Nothing should differ between your answer and the records below.

━━ Provided information

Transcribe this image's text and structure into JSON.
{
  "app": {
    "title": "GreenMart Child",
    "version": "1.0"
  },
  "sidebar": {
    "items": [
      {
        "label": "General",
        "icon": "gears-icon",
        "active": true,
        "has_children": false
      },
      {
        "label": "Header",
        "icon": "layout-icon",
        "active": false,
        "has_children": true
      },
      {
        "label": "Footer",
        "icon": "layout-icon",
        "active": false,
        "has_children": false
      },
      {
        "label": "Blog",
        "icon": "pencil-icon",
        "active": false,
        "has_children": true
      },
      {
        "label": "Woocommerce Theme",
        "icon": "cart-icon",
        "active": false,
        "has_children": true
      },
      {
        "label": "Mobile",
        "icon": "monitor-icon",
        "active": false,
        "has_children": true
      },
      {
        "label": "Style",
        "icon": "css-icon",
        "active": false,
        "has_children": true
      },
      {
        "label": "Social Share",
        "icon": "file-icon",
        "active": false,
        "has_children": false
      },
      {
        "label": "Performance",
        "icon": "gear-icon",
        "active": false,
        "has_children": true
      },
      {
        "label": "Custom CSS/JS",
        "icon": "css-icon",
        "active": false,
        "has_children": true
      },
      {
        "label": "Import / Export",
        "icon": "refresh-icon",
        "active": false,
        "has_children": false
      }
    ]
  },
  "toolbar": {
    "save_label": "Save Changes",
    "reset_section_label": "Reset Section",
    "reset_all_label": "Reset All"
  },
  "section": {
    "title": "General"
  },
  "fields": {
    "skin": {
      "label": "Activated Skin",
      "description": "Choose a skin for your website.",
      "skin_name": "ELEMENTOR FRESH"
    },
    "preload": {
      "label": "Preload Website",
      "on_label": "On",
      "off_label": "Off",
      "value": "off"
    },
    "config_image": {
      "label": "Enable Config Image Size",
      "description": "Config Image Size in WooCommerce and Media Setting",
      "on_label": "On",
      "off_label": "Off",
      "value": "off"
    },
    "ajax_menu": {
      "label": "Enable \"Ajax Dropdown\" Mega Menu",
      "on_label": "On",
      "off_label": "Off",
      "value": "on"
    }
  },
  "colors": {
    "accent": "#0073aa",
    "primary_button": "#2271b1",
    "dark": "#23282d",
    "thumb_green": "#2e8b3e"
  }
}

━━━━

- Solution to the exercise -
Transcribe this image's text and structure into JSON.
{
  "app": {
    "title": "GreenMart Child",
    "version": "1.0"
  },
  "sidebar": {
    "items": [
      {
        "label": "General",
        "icon": "gears-icon",
        "active": true,
        "has_children": false
      },
      {
        "label": "Header",
        "icon": "layout-icon",
        "active": false,
        "has_children": true
      },
      {
        "label": "Footer",
        "icon": "layout-icon",
        "active": false,
        "has_children": false
      },
      {
        "label": "Blog",
        "icon": "pencil-icon",
        "active": false,
        "has_children": true
      },
      {
        "label": "Woocommerce Theme",
        "icon": "cart-icon",
        "active": false,
        "has_children": true
      },
      {
        "label": "Mobile",
        "icon": "monitor-icon",
        "active": false,
        "has_children": true
      },
      {
        "label": "Style",
        "icon": "css-icon",
        "active": false,
        "has_children": true
      },
      {
        "label": "Social Share",
        "icon": "file-icon",
        "active": false,
        "has_children": false
      },
      {
        "label": "Performance",
        "icon": "gear-icon",
        "active": false,
        "has_children": true
      },
      {
        "label": "Custom CSS/JS",
        "icon": "css-icon",
        "active": false,
        "has_children": true
      },
      {
        "label": "Import / Export",
        "icon": "refresh-icon",
        "active": false,
        "has_children": false
      }
    ]
  },
  "toolbar": {
    "save_label": "Save Changes",
    "reset_section_label": "Reset Section",
    "reset_all_label": "Reset All"
  },
  "section": {
    "title": "General"
  },
  "fields": {
    "skin": {
      "label": "Activated Skin",
      "description": "Choose a skin for your website.",
      "skin_name": "ELEMENTOR FRESH"
    },
    "preload": {
      "label": "Preload Website",
      "on_label": "On",
      "off_label": "Off",
      "value": "off"
    },
    "config_image": {
      "label": "Enable Config Image Size",
      "description": "Config Image Size in WooCommerce and Media Setting",
      "on_label": "On",
      "off_label": "Off",
      "value": "off"
    },
    "ajax_menu": {
      "label": "Enable \"Ajax Dropdown\" Mega Menu",
      "on_label": "On",
      "off_label": "Off",
      "value": "on"
    }
  },
  "colors": {
    "accent": "#0073aa",
    "primary_button": "#2271b1",
    "dark": "#23282d",
    "thumb_green": "#2e8b3e"
  }
}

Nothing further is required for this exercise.